 The purpose of the section 290 registration requirement is to assure that convicted sex offenders are readily available for police surveillance.   The triggering of a sex offender's five-day notice period is a question for the jury.   That question is not dependent upon whether the offender stayed at a residence five or more consecutive days.   The duty to register arises when the sex offender enters a jurisdiction and ends when he or she leaves the jurisdiction.  (People v. Poslof (2005) 126 Cal.App.4th 92, 103, 24 Cal.Rptr.3d 262;  People v. Davis (2002) 102 Cal.App.4th 377, 382, 125 Cal.Rptr.2d 519.)

 While the registration requirement of section 290, subdivision (a)(1)(A) applies only where the sex offender “is residing” in a given jurisdiction, appellant cites and we are aware of no authority for the proposition that a person “is residing” in a jurisdiction only when staying at a place of residence-that is, an address-that will remain open to that person.   We reject this proposition, which confuses the concept of residing in a jurisdiction with having a place of residence there.2
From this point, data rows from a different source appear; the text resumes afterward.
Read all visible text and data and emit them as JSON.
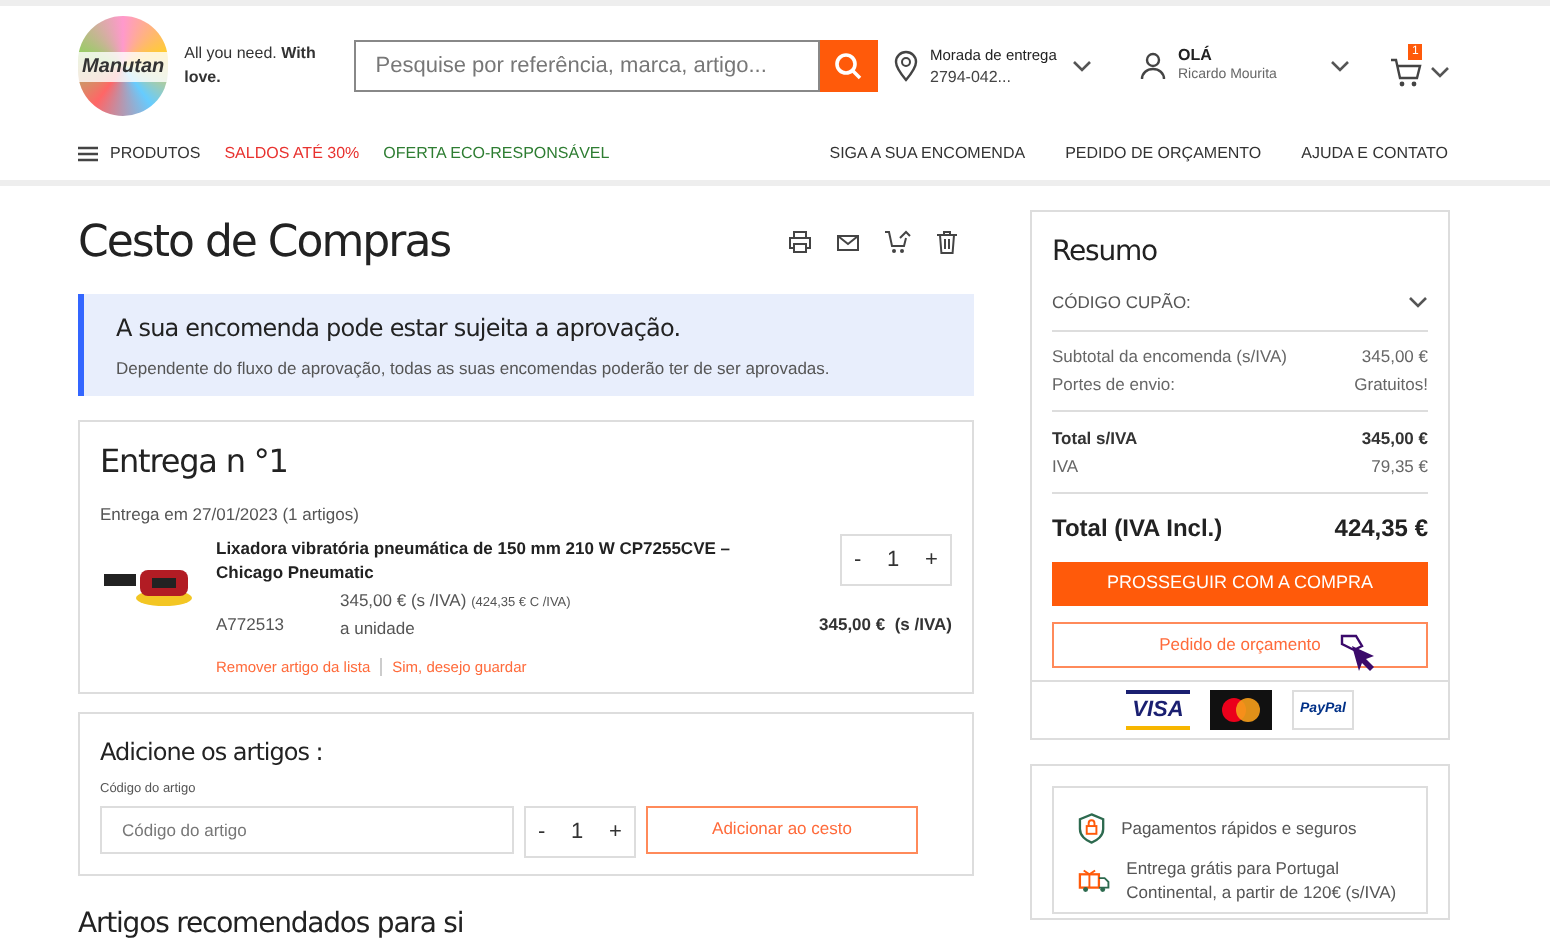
{
  "stepper": {
    "minus": "-",
    "plus": "+"
  },
  "header": {
    "logo": "Manutan",
    "tagline": "All you need. **With love.**",
    "search_placeholder": "Pesquise por referência, marca, artigo...",
    "delivery": {
      "label": "Morada de entrega",
      "value": "2794-042..."
    },
    "account": {
      "greeting": "OLÁ",
      "name": "Ricardo Mourita"
    },
    "cart_count": "1"
  },
  "nav": {
    "left": [
      {
        "label": "PRODUTOS",
        "kind": "menu"
      },
      {
        "label": "SALDOS ATÉ 30%",
        "kind": "sale"
      },
      {
        "label": "OFERTA ECO-RESPONSÁVEL",
        "kind": "eco"
      }
    ],
    "right": [
      "SIGA A SUA ENCOMENDA",
      "PEDIDO DE ORÇAMENTO",
      "AJUDA E CONTATO"
    ]
  },
  "page_title": "Cesto de Compras",
  "notice": {
    "title": "A sua encomenda pode estar sujeita a aprovação.",
    "text": "Dependente do fluxo de aprovação, todas as suas encomendas poderão ter de ser aprovadas."
  },
  "delivery_block": {
    "title": "Entrega n °1",
    "date": "Entrega em 27/01/2023 (1 artigos)",
    "item": {
      "name": "Lixadora vibratória pneumática de 150 mm 210 W CP7255CVE – Chicago Pneumatic",
      "price": "345,00 €",
      "price_note": "(s /IVA)",
      "price_vat": "(424,35 € C /IVA)",
      "unit": "a unidade",
      "ref": "A772513",
      "quantity": "1",
      "total": "345,00 €",
      "total_note": "(s /IVA)",
      "remove": "Remover artigo da lista",
      "save": "Sim, desejo guardar"
    }
  },
  "add_items": {
    "title": "Adicione os artigos :",
    "label": "Código do artigo",
    "placeholder": "Código do artigo",
    "quantity": "1",
    "button": "Adicionar ao cesto"
  },
  "recommended_title": "Artigos recomendados para si",
  "summary": {
    "title": "Resumo",
    "coupon": "CÓDIGO CUPÃO:",
    "lines": [
      {
        "label": "Subtotal da encomenda (s/IVA)",
        "value": "345,00 €",
        "kind": "plain"
      },
      {
        "label": "Portes de envio:",
        "value": "Gratuitos!",
        "kind": "plain"
      },
      {
        "label": "Total s/IVA",
        "value": "345,00 €",
        "kind": "bold",
        "divider": true
      },
      {
        "label": "IVA",
        "value": "79,35 €",
        "kind": "plain"
      }
    ],
    "total_label": "Total (IVA Incl.)",
    "total_value": "424,35 €",
    "primary_button": "PROSSEGUIR COM A COMPRA",
    "secondary_button": "Pedido de orçamento",
    "payments": [
      {
        "kind": "visa",
        "label": "VISA"
      },
      {
        "kind": "mastercard"
      },
      {
        "kind": "paypal",
        "label": "PayPal"
      }
    ]
  },
  "benefits": [
    {
      "kind": "secure",
      "text": "Pagamentos rápidos e seguros"
    },
    {
      "kind": "delivery",
      "text": "Entrega grátis para Portugal Continental, a partir de 120€ (s/IVA)"
    }
  ]
}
In assessing the sufficiency of the evidence, we review the entire record in the light most favorable to the judgment to determine whether it discloses evidence that is reasonable, credible, and of solid value such that a reasonable trier of fact could find the defendant guilty beyond a reasonable doubt.   Reversal on this ground is unwarranted unless it appears there is no sufficient substantial evidence to support the conviction.  (People v. Poslof, supra, 126 Cal.App.4th at pp. 103-104, 24 Cal.Rptr.3d 262.)   We consider the evidence in the light most favorable to the judgment.   We presume the existence of every fact the trier could reasonably deduce from the evidence in support of the judgment.   On appeal, the test is whether substantial evidence supports the decision and not whether the evidence proves guilt beyond a reasonable doubt.   The sole function of the appellate court is to determine whether any rational trier of fact could have found the essential elements of the crime beyond a reasonable doubt.   The standard of review is the same in cases where the prosecution relies upon circumstantial evidence.  (People v. Balkin (2006) 145 Cal.App.4th 487, 491-492, 51 Cal.Rptr.3d 687;  People v. Chan (2005) 128 Cal.App.4th 408, 415-416, 26 Cal.Rptr.3d 878.)

C. Analysis

 Here, we believe there is more than sufficient evidence to support the conclusion, evidently drawn by the jury, that appellant began “residing” in Madera when he returned there upon his release from parole.   He had grown up there and had family there.   He was assigned a parole agent there, and he attempted to register there, according to his testimony, even before seeing his assigned agent.   In essence, appellant began “residing” in Madera at the same time he came into Madera.   Thus, he was required and failed to register within the five working days allotted him.



The judgment is affirmed.


1.   Further statutory references are to the Penal Code unless indicated.Unless otherwise stated, we will refer to the version of section 290 that was in effect at the time of the offense alleged against appellant.   (See Stats.2005, ch. 722, § 3.5, eff. Oct. 7, 2005, operative Jan. 1, 2006.)

2.   The verb “reside” is defined by the Random House Dictionary of the English Language (1973) in pertinent part, as “1. to dwell permanently or for a considerable time:  He resides in Boston.”  (At p. 1220.)   Subdivision (a)(1)(C)(vii) of section 290 (currently § 290.011, subd. (g)), defines the term “residence” as “one or more addresses at which a person regularly resides, regardless of the number of days or nights spent there, such as a shelter or structure that can be located by a street address․”

FOOTNOTE.   See footnote *, ante.